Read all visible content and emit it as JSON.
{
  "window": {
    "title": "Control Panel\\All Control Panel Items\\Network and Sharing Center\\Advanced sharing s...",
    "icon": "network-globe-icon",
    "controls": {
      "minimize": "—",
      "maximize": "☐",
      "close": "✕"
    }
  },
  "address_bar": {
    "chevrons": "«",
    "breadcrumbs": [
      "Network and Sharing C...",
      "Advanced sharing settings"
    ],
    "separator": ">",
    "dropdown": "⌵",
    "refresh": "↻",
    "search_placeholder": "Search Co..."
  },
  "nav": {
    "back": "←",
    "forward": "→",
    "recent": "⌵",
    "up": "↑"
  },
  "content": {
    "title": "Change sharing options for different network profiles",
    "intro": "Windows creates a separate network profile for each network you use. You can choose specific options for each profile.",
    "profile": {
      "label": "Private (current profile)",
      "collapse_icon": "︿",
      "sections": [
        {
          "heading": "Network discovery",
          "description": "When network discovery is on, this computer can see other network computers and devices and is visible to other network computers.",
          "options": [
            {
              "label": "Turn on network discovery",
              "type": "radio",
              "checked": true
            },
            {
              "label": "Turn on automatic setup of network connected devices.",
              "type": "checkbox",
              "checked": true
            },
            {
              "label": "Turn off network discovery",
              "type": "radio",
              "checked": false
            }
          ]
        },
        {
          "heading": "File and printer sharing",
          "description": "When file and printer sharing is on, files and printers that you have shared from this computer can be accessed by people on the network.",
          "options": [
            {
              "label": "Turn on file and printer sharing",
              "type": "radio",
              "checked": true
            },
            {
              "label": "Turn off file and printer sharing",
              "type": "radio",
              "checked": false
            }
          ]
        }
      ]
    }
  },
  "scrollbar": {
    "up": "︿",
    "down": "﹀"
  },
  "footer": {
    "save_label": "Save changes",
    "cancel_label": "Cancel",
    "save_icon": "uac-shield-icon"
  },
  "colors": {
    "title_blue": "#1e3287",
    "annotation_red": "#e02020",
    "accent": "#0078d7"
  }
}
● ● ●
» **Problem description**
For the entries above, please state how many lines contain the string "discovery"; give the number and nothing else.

» **Answer section**
4